King Lear

by: William Shakespeare

King Lear

How, nothing will come of nothing. (I.i.)

Lear begins the play by asking his daughters to declare how much they love him. His youngest daughter Cordelia has “nothing” to say. This line is Lear’s response. His repetition of the word “nothing” introduces an important theme of the play. Lear will be stripped of his kingdom, his power and his family, and left with nothing. King Lear asks whether there is anything to be learned or gained by the experience of having nothing, or whether, as Lear says here, nothing comes of nothing.

Who is it that can tell me who I am? (I.iv.)

When Lear’s daughter Goneril tells him he must dismiss some of his knights, Lear is furious. He asks this question rhetorically, not expecting an answer; Lear is just reminding Goneril that he is still king. However, the question of who Lear is lies at the center of the play. King Lear asks whether it’s possible to be a king if you don’t have the power of a king.

O, reason not the need! Our basest beggars
Are in the poorest thing superfluous;
Allow not nature more than nature needs,
Man’s life is cheap as beast’s. (II.ii.)

This is Lear’s response when his daughters ask him why he needs his attendant knights. The line foreshadows that Lear will soon be living side by side with the “basest beggars.” One of the central themes of King Lear is the question of whether poor and powerless people can live with meaning and dignity, or whether wealth and power are the only things that make life bearable.

Blow winds and crack your cheeks! (III.ii.)

As he wanders on the heath, homeless, powerless, and buffeted by a storm, Lear is reduced to the status of a beggar. However, he continues to talk like a king. Here, he tries to give the storm orders. The absurdity of giving orders to the weather highlights how human status and power are worthless in the face of the power of nature.

Unaccommodated man is no more but such a poor, bare, forked animal as thou art. (III.iv.)

Lear is astonished by the sight of Poor Tom, who is practically naked. He realizes that without the benefits of clothes, food, and shelter, humans are little more than animals. King Lear returns repeatedly to the idea that only wealth and social status make human life bearable.

Thou hast seen a farmer’s dog bark at a beggar? And the creature run from the cur? There thou mightst behold the great image of authority: a dog’s obeyed in office. (IV.vi.)

Having lost his kingdom, Lear realizes that “King” is just a title. The word is worthless without the power to back it up. By the same token, anyone can be a king if they’re powerful. Even a dog will be obeyed by people who fear its strength. King Lear suggests that the distribution of wealth and power in society is random, unfair and meaningless.

See how yon justice rails upon yon simple thief? Hark in thine ear: change places, and, handy dandy, which is the justice, which is the thief? (IV.vi.)

Lear, who has suffered more than he deserves for his original mistake, comes to believe that justice is meaningless. Justice is one of King Lear’s central themes. The play asks whether justice is a natural law or a man-made construct—or whether justice even exists at all.

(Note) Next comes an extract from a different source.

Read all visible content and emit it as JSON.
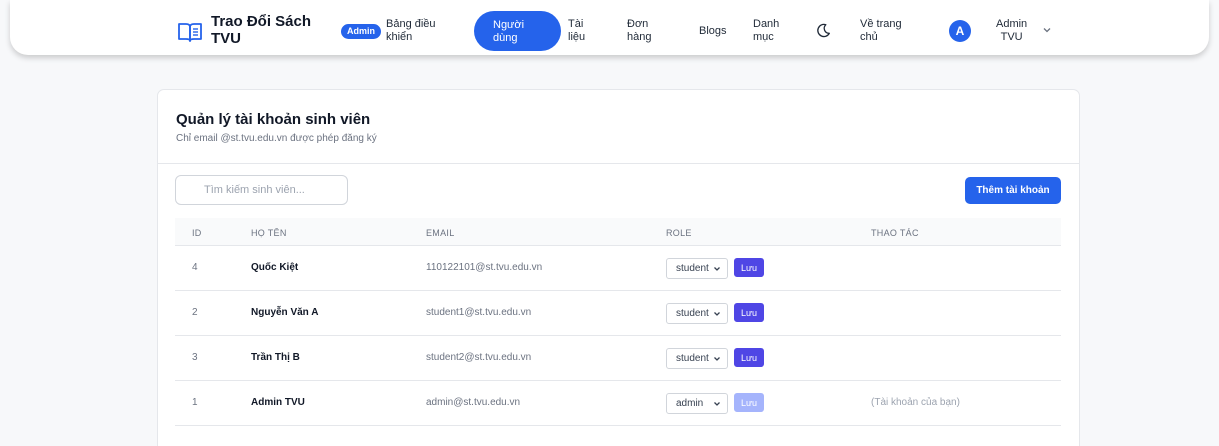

I am a very foolish, fond old man,
Fourscore and upward, not an hour more nor less;
And to deal plainly,
I fear I am not in my perfect mind. (IV.vii.)

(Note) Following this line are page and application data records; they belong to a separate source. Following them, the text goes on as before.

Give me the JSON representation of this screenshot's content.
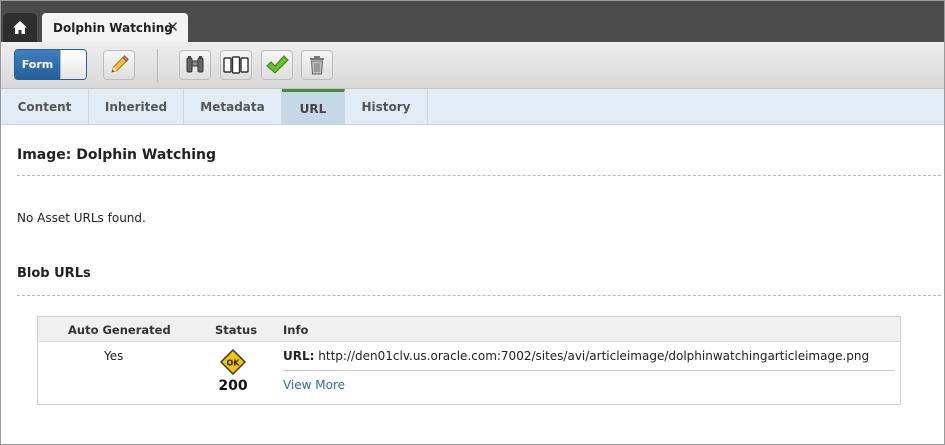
{
  "top_tabs": {
    "home_icon": "home-icon",
    "document_tab": {
      "label": "Dolphin Watching",
      "close_icon": "close-icon"
    }
  },
  "toolbar": {
    "form_toggle_label": "Form",
    "buttons": [
      {
        "name": "edit",
        "icon": "pencil-icon"
      },
      {
        "name": "search",
        "icon": "binoculars-icon"
      },
      {
        "name": "preview-devices",
        "icon": "devices-icon"
      },
      {
        "name": "approve",
        "icon": "checkmark-icon"
      },
      {
        "name": "delete",
        "icon": "trash-icon"
      }
    ]
  },
  "tabs": [
    {
      "label": "Content",
      "active": false
    },
    {
      "label": "Inherited",
      "active": false
    },
    {
      "label": "Metadata",
      "active": false
    },
    {
      "label": "URL",
      "active": true
    },
    {
      "label": "History",
      "active": false
    }
  ],
  "main": {
    "title": "Image: Dolphin Watching",
    "no_asset_urls": "No Asset URLs found.",
    "blob_section_title": "Blob URLs",
    "blob_table": {
      "headers": [
        "Auto Generated",
        "Status",
        "Info"
      ],
      "rows": [
        {
          "auto_generated": "Yes",
          "status_badge": "OK",
          "status_code": "200",
          "url_label": "URL:",
          "url": "http://den01clv.us.oracle.com:7002/sites/avi/articleimage/dolphinwatchingarticleimage.png",
          "view_more": "View More"
        }
      ]
    }
  },
  "colors": {
    "accent_blue": "#2a6fad",
    "active_tab_green": "#4a8a3c",
    "status_ok_yellow": "#f5c400"
  }
}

Lear begins the play blind to the reality of his position. He believes he will always be a king, even if he gives up his power. Over the course of the play he discovers his mistake. Finally he learns to see himself clearly, and in this speech, near the end of the play, he is able to describe himself accurately.

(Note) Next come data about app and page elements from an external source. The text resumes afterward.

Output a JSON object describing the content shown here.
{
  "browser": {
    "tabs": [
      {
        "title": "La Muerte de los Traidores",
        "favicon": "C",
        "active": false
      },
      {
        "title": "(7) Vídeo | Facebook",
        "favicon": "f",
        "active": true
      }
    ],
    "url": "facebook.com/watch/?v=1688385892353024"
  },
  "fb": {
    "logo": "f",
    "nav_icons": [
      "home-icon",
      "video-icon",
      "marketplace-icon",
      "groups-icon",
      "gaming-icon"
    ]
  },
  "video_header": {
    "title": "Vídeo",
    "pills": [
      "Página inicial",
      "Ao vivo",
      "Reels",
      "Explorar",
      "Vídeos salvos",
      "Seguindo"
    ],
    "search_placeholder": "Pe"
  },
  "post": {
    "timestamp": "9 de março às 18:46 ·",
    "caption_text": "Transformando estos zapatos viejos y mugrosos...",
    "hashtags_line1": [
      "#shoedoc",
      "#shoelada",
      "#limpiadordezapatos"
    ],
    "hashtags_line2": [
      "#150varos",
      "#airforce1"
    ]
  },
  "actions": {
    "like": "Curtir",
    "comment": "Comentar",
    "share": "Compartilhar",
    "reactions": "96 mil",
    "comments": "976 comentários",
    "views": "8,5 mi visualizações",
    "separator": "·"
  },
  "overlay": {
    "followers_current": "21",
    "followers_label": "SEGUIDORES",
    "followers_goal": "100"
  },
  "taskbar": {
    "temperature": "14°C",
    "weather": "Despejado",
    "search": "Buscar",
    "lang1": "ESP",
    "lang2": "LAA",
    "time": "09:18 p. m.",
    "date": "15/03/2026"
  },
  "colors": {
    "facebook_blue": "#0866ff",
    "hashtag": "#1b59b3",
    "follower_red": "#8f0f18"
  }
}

Howl howl howl howl! (V.iii.)

This line is Lear’s first response to the death of his daughter, Cordelia. From the beginning of the play, King Lear examines the power of language to express feeling. When Lear reaches his lowest point, he temporarily abandons language altogether and howls like an animal.

Why should a dog, a horse, rat have life
And thou have none at all? (V.iii.)

Even though Lear has learned the hard truths that justice is an illusion and human beings are animals, he is not able to accept his daughter’s death. He complains that it’s unfair that other animals are alive while Cordelia is dead. Lear’s inability to reconcile himself to his loss makes his own death especially tragic.